Young mothers and their babies are able to live and learn together at a new boarding school in far north Queensland.
Tara Callinan

15 Feb 2016 - 1:15 PM  UPDATED 15 Feb 2016 - 3:12 PM

The Cape York Girl Academy based at Wangetti Beach in Queensland is giving young Indigenous mothers a second chance at education.

“Without schools like ours, it can be the end of the road for some girls.”

“And without an education, quality of life is stifled,” said Jessa Rogers.

Miss Rogers is the Principal of Girl Academy; a full-time boarding school for Indigenous mothers and their babies.

She fell pregnant at just 16 years of age and realised the importance of education.

Her academy is the first of its kind in Australia, and Queensland’s only boarding school for Aboriginal and Torres Strait Islander women.

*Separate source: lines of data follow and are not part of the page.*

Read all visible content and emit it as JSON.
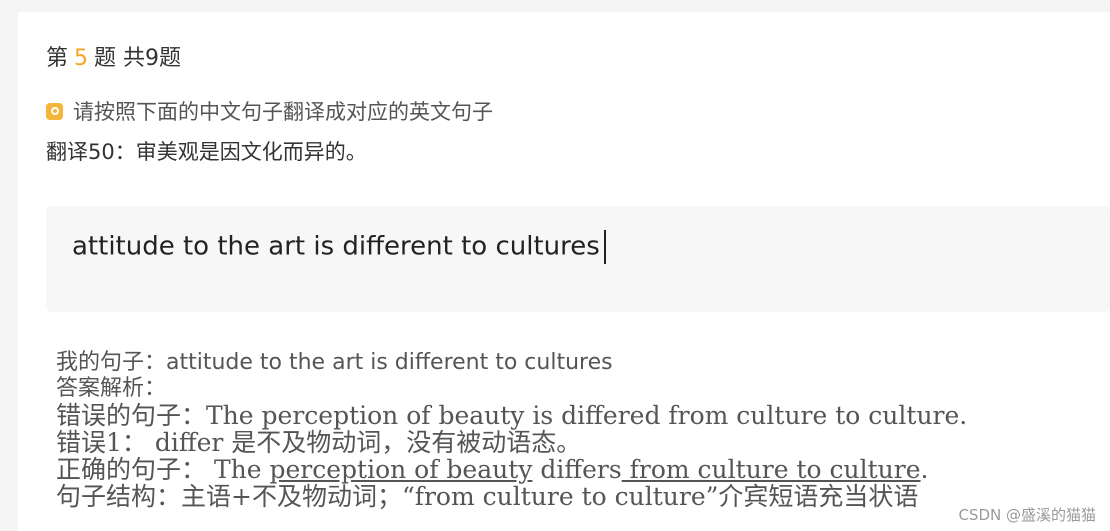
{
  "question": {
    "prefix": "第",
    "number": "5",
    "suffix": "题 共9题",
    "instruction": "请按照下面的中文句子翻译成对应的英文句子",
    "prompt": "翻译50：审美观是因文化而异的。"
  },
  "answer_input": {
    "value": "attitude to the art is different to cultures"
  },
  "analysis": {
    "my_sentence": "我的句子：attitude to the art is different to cultures",
    "label": "答案解析：",
    "wrong_sentence": "错误的句子：The  perception of beauty is differed from culture to culture.",
    "error1": "错误1：  differ 是不及物动词，没有被动语态。",
    "correct_label": "正确的句子：  ",
    "correct_parts": [
      " The ",
      "perception of beauty",
      " differs",
      " from culture to culture",
      "."
    ],
    "structure": "句子结构：主语+不及物动词；“from culture to culture”介宾短语充当状语"
  },
  "watermark": "CSDN @盛溪的猫猫",
  "colors": {
    "accent": "#f5a623",
    "icon": "#f5b43a"
  }
}
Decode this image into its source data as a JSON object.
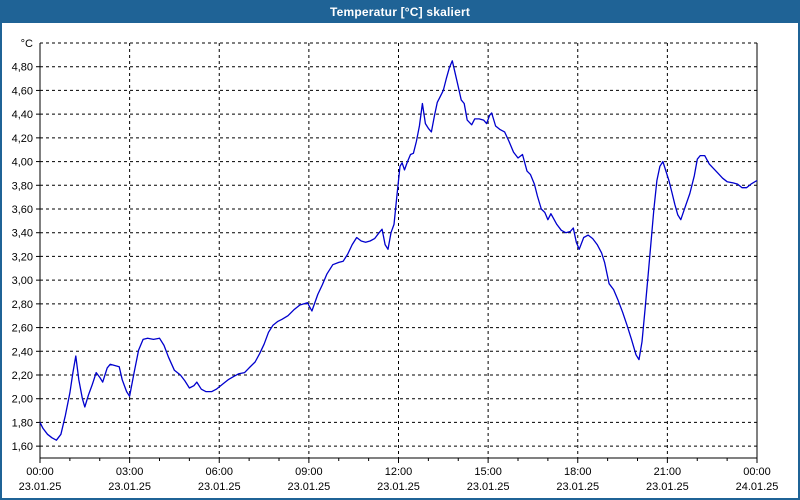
{
  "window": {
    "title": "Temperatur [°C] skaliert"
  },
  "colors": {
    "titlebar": "#1f6396",
    "window_border": "#1f6396",
    "title_text": "#ffffff",
    "plot_background": "#ffffff",
    "grid": "#000000",
    "axis": "#000000",
    "label_text": "#000000",
    "line": "#0000cd"
  },
  "chart_data": {
    "type": "line",
    "title": "Temperatur [°C] skaliert",
    "unit_label": "°C",
    "grid": "dashed",
    "legend": "none",
    "x_axis": {
      "range_hours": [
        0,
        24
      ],
      "minor_tick_every_hours": 1,
      "major_tick_every_hours": 3,
      "tick_labels": [
        {
          "hour": 0,
          "time": "00:00",
          "date": "23.01.25"
        },
        {
          "hour": 3,
          "time": "03:00",
          "date": "23.01.25"
        },
        {
          "hour": 6,
          "time": "06:00",
          "date": "23.01.25"
        },
        {
          "hour": 9,
          "time": "09:00",
          "date": "23.01.25"
        },
        {
          "hour": 12,
          "time": "12:00",
          "date": "23.01.25"
        },
        {
          "hour": 15,
          "time": "15:00",
          "date": "23.01.25"
        },
        {
          "hour": 18,
          "time": "18:00",
          "date": "23.01.25"
        },
        {
          "hour": 21,
          "time": "21:00",
          "date": "23.01.25"
        },
        {
          "hour": 24,
          "time": "00:00",
          "date": "24.01.25"
        }
      ]
    },
    "y_axis": {
      "ylim": [
        1.5,
        5.0
      ],
      "tick_values": [
        1.6,
        1.8,
        2.0,
        2.2,
        2.4,
        2.6,
        2.8,
        3.0,
        3.2,
        3.4,
        3.6,
        3.8,
        4.0,
        4.2,
        4.4,
        4.6,
        4.8
      ],
      "tick_labels": [
        "1,60",
        "1,80",
        "2,00",
        "2,20",
        "2,40",
        "2,60",
        "2,80",
        "3,00",
        "3,20",
        "3,40",
        "3,60",
        "3,80",
        "4,00",
        "4,20",
        "4,40",
        "4,60",
        "4,80"
      ]
    },
    "series": [
      {
        "name": "Temperatur",
        "color": "#0000cd",
        "points": [
          [
            0.0,
            1.8
          ],
          [
            0.1,
            1.75
          ],
          [
            0.25,
            1.7
          ],
          [
            0.4,
            1.67
          ],
          [
            0.55,
            1.65
          ],
          [
            0.7,
            1.7
          ],
          [
            0.85,
            1.86
          ],
          [
            1.0,
            2.05
          ],
          [
            1.1,
            2.22
          ],
          [
            1.2,
            2.36
          ],
          [
            1.3,
            2.16
          ],
          [
            1.42,
            2.0
          ],
          [
            1.5,
            1.93
          ],
          [
            1.62,
            2.03
          ],
          [
            1.75,
            2.12
          ],
          [
            1.88,
            2.22
          ],
          [
            2.0,
            2.18
          ],
          [
            2.1,
            2.14
          ],
          [
            2.25,
            2.26
          ],
          [
            2.35,
            2.29
          ],
          [
            2.5,
            2.28
          ],
          [
            2.65,
            2.27
          ],
          [
            2.75,
            2.16
          ],
          [
            2.9,
            2.06
          ],
          [
            3.0,
            2.02
          ],
          [
            3.15,
            2.22
          ],
          [
            3.3,
            2.41
          ],
          [
            3.45,
            2.5
          ],
          [
            3.6,
            2.51
          ],
          [
            3.8,
            2.5
          ],
          [
            4.0,
            2.51
          ],
          [
            4.15,
            2.45
          ],
          [
            4.3,
            2.35
          ],
          [
            4.5,
            2.24
          ],
          [
            4.7,
            2.2
          ],
          [
            4.85,
            2.15
          ],
          [
            5.0,
            2.09
          ],
          [
            5.15,
            2.11
          ],
          [
            5.25,
            2.14
          ],
          [
            5.4,
            2.08
          ],
          [
            5.55,
            2.06
          ],
          [
            5.75,
            2.06
          ],
          [
            5.9,
            2.08
          ],
          [
            6.1,
            2.12
          ],
          [
            6.3,
            2.16
          ],
          [
            6.5,
            2.19
          ],
          [
            6.65,
            2.21
          ],
          [
            6.85,
            2.22
          ],
          [
            7.0,
            2.26
          ],
          [
            7.2,
            2.31
          ],
          [
            7.35,
            2.38
          ],
          [
            7.5,
            2.46
          ],
          [
            7.65,
            2.56
          ],
          [
            7.8,
            2.62
          ],
          [
            7.95,
            2.65
          ],
          [
            8.1,
            2.67
          ],
          [
            8.3,
            2.7
          ],
          [
            8.5,
            2.75
          ],
          [
            8.7,
            2.79
          ],
          [
            8.95,
            2.81
          ],
          [
            9.1,
            2.74
          ],
          [
            9.3,
            2.88
          ],
          [
            9.45,
            2.96
          ],
          [
            9.6,
            3.05
          ],
          [
            9.8,
            3.13
          ],
          [
            10.0,
            3.15
          ],
          [
            10.15,
            3.16
          ],
          [
            10.3,
            3.22
          ],
          [
            10.45,
            3.3
          ],
          [
            10.6,
            3.36
          ],
          [
            10.75,
            3.33
          ],
          [
            10.9,
            3.32
          ],
          [
            11.05,
            3.33
          ],
          [
            11.2,
            3.35
          ],
          [
            11.35,
            3.4
          ],
          [
            11.45,
            3.43
          ],
          [
            11.55,
            3.3
          ],
          [
            11.65,
            3.26
          ],
          [
            11.75,
            3.4
          ],
          [
            11.85,
            3.47
          ],
          [
            11.95,
            3.72
          ],
          [
            12.05,
            3.96
          ],
          [
            12.12,
            3.99
          ],
          [
            12.2,
            3.93
          ],
          [
            12.3,
            4.0
          ],
          [
            12.4,
            4.06
          ],
          [
            12.5,
            4.07
          ],
          [
            12.6,
            4.17
          ],
          [
            12.7,
            4.3
          ],
          [
            12.8,
            4.49
          ],
          [
            12.9,
            4.32
          ],
          [
            13.0,
            4.28
          ],
          [
            13.1,
            4.25
          ],
          [
            13.2,
            4.38
          ],
          [
            13.3,
            4.5
          ],
          [
            13.4,
            4.55
          ],
          [
            13.5,
            4.6
          ],
          [
            13.6,
            4.7
          ],
          [
            13.7,
            4.79
          ],
          [
            13.8,
            4.85
          ],
          [
            13.9,
            4.74
          ],
          [
            14.0,
            4.63
          ],
          [
            14.1,
            4.52
          ],
          [
            14.2,
            4.49
          ],
          [
            14.3,
            4.35
          ],
          [
            14.45,
            4.31
          ],
          [
            14.55,
            4.36
          ],
          [
            14.7,
            4.36
          ],
          [
            14.85,
            4.35
          ],
          [
            14.95,
            4.32
          ],
          [
            15.05,
            4.39
          ],
          [
            15.12,
            4.41
          ],
          [
            15.25,
            4.3
          ],
          [
            15.4,
            4.27
          ],
          [
            15.55,
            4.25
          ],
          [
            15.7,
            4.17
          ],
          [
            15.85,
            4.08
          ],
          [
            16.0,
            4.03
          ],
          [
            16.15,
            4.06
          ],
          [
            16.3,
            3.92
          ],
          [
            16.42,
            3.89
          ],
          [
            16.55,
            3.81
          ],
          [
            16.65,
            3.71
          ],
          [
            16.78,
            3.6
          ],
          [
            16.9,
            3.57
          ],
          [
            17.0,
            3.51
          ],
          [
            17.1,
            3.56
          ],
          [
            17.3,
            3.47
          ],
          [
            17.45,
            3.42
          ],
          [
            17.6,
            3.4
          ],
          [
            17.75,
            3.41
          ],
          [
            17.85,
            3.44
          ],
          [
            17.95,
            3.32
          ],
          [
            18.05,
            3.26
          ],
          [
            18.2,
            3.36
          ],
          [
            18.35,
            3.38
          ],
          [
            18.5,
            3.35
          ],
          [
            18.65,
            3.3
          ],
          [
            18.8,
            3.23
          ],
          [
            18.9,
            3.15
          ],
          [
            19.05,
            2.97
          ],
          [
            19.2,
            2.92
          ],
          [
            19.35,
            2.83
          ],
          [
            19.5,
            2.73
          ],
          [
            19.65,
            2.62
          ],
          [
            19.8,
            2.5
          ],
          [
            19.95,
            2.37
          ],
          [
            20.05,
            2.33
          ],
          [
            20.15,
            2.48
          ],
          [
            20.25,
            2.75
          ],
          [
            20.35,
            3.03
          ],
          [
            20.45,
            3.31
          ],
          [
            20.55,
            3.6
          ],
          [
            20.65,
            3.84
          ],
          [
            20.75,
            3.96
          ],
          [
            20.85,
            4.0
          ],
          [
            20.95,
            3.92
          ],
          [
            21.05,
            3.84
          ],
          [
            21.15,
            3.74
          ],
          [
            21.25,
            3.64
          ],
          [
            21.35,
            3.55
          ],
          [
            21.45,
            3.51
          ],
          [
            21.6,
            3.62
          ],
          [
            21.75,
            3.73
          ],
          [
            21.9,
            3.88
          ],
          [
            22.0,
            4.02
          ],
          [
            22.1,
            4.05
          ],
          [
            22.25,
            4.05
          ],
          [
            22.4,
            3.98
          ],
          [
            22.55,
            3.94
          ],
          [
            22.7,
            3.9
          ],
          [
            22.85,
            3.86
          ],
          [
            23.0,
            3.83
          ],
          [
            23.2,
            3.82
          ],
          [
            23.35,
            3.81
          ],
          [
            23.5,
            3.78
          ],
          [
            23.65,
            3.78
          ],
          [
            23.8,
            3.81
          ],
          [
            24.0,
            3.84
          ]
        ]
      }
    ]
  }
}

“At the moment, we have 14 girls living inside the boarding house plus 4 babies,” said Miss Rogers.

The school can hold up to 20 students; including 10 mums and bubs and 10 non-parenting students.

Seventeen-year-old Rexlyn Gordon is part of a ‘preventative cohort,’ made up of young girls avoiding pregnancy.

Rexlyn says Girl Academy has given her a second chance at life.

“Without it, I would have just been at home with nothing to do, just fixing cars ... Girl Academy has been a lifeline."

“I’d like to try and live my life first before I have a baby," she said.

According to Miss Rogers, teenage pregnancy is one of the most common reasons for girls dropping out of school.

In fact, Indigenous mothers are around six times more likely to be teenage mothers compared to their non-Indigenous counterparts.

Girl Academy student Keira Roberts had her son at the age of 16. She didn’t have a permanent place to call home, and said life as a teenage mother was difficult.

“The Academy has dramatically changed my life because I get to come back and finish my education while my son grows up around other children,” she said.

While Keira attends class, her son is cared for in the schools Early Learning Centre where one baby is currently learning English for the first time.

Nursing facilities are also provided – 24 hours per day - by registered Indigenous health workers.

“We even have an optometrist come out to check all the girls’ eyes,” said Miss Rogers.

Beyond the classroom, students have access to a games room, commercial kitchen, library, basketball court, swimming pool and on-site café.

Girl Academy is available for to all Indigenous girls aged between 12 and 17, who are pregnant or have a child up to 2 years of age.